Promoting Gender Equality in Science
This is an online information source for people who work to improve gender balance in the research sector, and for anyone else interested in the issue of gender equality in science. A committee was appointed by the Ministry of Education and Research in 2004 to work with these questions, and this website was initiated by the committee.
The present Committee for Gender Balance and Diversity in Research is appointed from 1 January 2014 to 31 December 2017. It is chaired by Professor Curt Rice.
Read more about the website
Curt Rice, head of Norway’s Committee for Gender Balance in Research, comments on the american study "What Happens Before? A Field Experiment Exploring How Pay and Representation Differentially Shape Bias on the Pathway into Organizations". Read more at nature.com
Towards gender balance.
The proportion of women in academic positions at Norwegian School of Economics is consistently far below what we would consider acceptable. The school got its first ever female full professor in 2002. The numbers have indeed improved since then. At the end of 2013, we reached the 15 per cent mark. Read more at Rector's blog
The Research Council of Norway has a new policy for gender balance and gender perspectives in research. Read more at The Research Council of Norway
Centres for Research-based Innovation.

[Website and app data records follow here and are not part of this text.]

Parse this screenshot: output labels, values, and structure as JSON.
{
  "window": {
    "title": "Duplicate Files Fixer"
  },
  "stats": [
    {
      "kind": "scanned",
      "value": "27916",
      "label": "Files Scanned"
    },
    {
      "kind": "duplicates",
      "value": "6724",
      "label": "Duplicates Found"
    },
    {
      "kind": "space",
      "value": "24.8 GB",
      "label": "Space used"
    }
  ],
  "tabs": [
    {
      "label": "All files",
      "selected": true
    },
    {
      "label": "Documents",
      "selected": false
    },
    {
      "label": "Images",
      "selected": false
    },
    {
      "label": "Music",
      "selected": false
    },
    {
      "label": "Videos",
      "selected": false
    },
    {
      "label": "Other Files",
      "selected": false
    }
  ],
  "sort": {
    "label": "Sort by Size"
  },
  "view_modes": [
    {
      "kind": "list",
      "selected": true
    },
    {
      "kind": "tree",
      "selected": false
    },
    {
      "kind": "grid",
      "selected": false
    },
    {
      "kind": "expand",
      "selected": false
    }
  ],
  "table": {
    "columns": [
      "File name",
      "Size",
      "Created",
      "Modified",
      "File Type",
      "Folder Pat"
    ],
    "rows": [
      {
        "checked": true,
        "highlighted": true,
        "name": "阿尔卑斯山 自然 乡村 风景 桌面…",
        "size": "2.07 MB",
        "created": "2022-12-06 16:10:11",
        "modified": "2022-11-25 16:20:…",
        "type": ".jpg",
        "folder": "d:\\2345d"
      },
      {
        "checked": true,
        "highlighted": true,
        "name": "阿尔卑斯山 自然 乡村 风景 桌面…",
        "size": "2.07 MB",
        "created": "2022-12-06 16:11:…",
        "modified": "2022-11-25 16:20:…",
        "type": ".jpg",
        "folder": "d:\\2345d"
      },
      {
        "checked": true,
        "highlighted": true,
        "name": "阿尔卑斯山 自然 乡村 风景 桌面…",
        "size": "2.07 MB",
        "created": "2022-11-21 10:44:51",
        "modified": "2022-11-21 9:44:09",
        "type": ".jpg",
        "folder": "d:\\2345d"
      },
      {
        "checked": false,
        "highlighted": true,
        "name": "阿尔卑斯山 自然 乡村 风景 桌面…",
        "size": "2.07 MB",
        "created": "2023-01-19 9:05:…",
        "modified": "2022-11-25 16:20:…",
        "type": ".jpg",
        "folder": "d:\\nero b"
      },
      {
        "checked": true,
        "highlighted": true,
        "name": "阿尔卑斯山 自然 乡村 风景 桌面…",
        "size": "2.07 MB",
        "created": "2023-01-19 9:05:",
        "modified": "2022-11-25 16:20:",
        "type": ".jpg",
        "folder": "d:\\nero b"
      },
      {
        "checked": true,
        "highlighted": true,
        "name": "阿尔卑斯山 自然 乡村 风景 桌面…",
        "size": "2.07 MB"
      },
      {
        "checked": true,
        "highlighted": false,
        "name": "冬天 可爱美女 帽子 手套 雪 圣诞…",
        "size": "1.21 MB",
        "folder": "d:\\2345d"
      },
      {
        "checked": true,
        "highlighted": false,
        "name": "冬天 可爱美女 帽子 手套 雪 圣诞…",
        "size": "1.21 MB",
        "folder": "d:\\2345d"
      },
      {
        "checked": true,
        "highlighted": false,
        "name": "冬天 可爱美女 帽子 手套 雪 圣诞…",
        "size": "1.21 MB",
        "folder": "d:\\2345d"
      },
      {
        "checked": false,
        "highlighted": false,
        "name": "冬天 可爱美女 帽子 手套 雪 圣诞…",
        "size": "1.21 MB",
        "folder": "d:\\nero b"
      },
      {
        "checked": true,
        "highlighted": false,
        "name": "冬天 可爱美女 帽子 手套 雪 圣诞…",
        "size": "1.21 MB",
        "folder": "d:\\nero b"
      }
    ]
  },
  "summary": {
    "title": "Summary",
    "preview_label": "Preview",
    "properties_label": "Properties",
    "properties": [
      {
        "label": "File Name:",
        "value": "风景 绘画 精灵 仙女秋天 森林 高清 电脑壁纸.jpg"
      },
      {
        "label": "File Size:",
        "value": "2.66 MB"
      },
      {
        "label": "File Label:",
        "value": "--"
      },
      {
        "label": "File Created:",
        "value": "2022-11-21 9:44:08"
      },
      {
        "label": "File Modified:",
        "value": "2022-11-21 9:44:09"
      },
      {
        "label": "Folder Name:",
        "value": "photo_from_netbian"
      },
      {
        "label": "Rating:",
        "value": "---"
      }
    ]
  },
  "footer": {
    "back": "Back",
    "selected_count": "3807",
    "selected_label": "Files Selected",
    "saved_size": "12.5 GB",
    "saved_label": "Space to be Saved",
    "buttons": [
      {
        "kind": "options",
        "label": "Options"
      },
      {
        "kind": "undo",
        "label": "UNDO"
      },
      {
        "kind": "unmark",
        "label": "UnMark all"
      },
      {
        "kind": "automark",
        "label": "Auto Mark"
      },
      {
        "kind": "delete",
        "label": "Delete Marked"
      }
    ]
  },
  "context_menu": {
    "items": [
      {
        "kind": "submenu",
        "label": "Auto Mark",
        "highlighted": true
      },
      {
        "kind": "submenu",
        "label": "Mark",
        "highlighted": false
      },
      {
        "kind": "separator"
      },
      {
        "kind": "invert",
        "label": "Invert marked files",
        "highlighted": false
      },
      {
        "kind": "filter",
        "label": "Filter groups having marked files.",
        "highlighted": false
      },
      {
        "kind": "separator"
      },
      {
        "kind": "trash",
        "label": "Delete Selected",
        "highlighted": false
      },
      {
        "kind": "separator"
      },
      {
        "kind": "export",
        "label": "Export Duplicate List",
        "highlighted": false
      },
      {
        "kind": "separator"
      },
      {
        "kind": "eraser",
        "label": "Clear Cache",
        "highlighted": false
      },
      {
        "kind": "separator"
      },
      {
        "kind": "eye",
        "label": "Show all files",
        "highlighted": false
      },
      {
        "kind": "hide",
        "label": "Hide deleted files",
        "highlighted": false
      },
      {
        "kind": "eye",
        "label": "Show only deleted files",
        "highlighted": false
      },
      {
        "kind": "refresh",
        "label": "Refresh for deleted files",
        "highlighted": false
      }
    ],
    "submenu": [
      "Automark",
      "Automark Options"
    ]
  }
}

The Research Council of Norway has received 57 applications from companies and research groups seeking to attain status as Centres for Research-based Innovation. 24 of the 57 applications received are from centres with a female director, while among the 21 existing centres, only one is headed by a woman. Read more at The Research Council of Norway
Newsletter February 2014.
A new issue of KILDEN's newsletter in English, with news on gender research, gender equality and gender politics in Norway, is now available. Read more at
New Committee for Gender Balance in Research.
The Ministry of Education and Research has appointed the KIF Committee for four years. It is chaired by professor Curt Rice. Read more at Rice's blog
Women physicists at CERN are locked in a structure and culture that is highly male dominated at all levels. The women’s movement and gender equality have not reached the physics fields, according to a history of science researcher. (06.08.2014) Read more
There are many indications that something is about to happen with the gender balance in Norwegian academia. But it takes a long time for the changes to reach the professor level, which is still heavily male dominated. (26.06.2014) Read more
What have the millions of kroner from the Ministry’s Gender Equality Award been used for and what are the results? We asked this question of the previous years’ winners. (23.06.2014) Read more
For 10 years the allocation to the Committee for Gender Balance in Research had not been increased or adjusted for inflation. Now for the first time ever, the committee will receive a budget increase from the Norwegian government. (02.06.2014) Read more
Elisabeth Isaksson’s research field has been filled with bearded old men throughout its history, and up until the 1990s female researchers were denied access to stations in the polar region. But something has changed. (14.05.2014) Read more
Despite formal rights and gender equality measures, women in academia still hit their heads against a wall, according to Associate Professor Randi Gressgård. (02.05.2014) Read more
For 10 years the KIF Committee has worked to improve gender balance in the research sector. The new committee has been expanded by three members and will have a broader sphere of responsibility beginning this spring. (22.04.2014) Read more
Gender balance is as much a question of quality as of fairness. This is a basic principle in the Research Council of Norway’s new gender equality policy which states that at least 40 percent of project managers must be women. (25.03.2014) Read more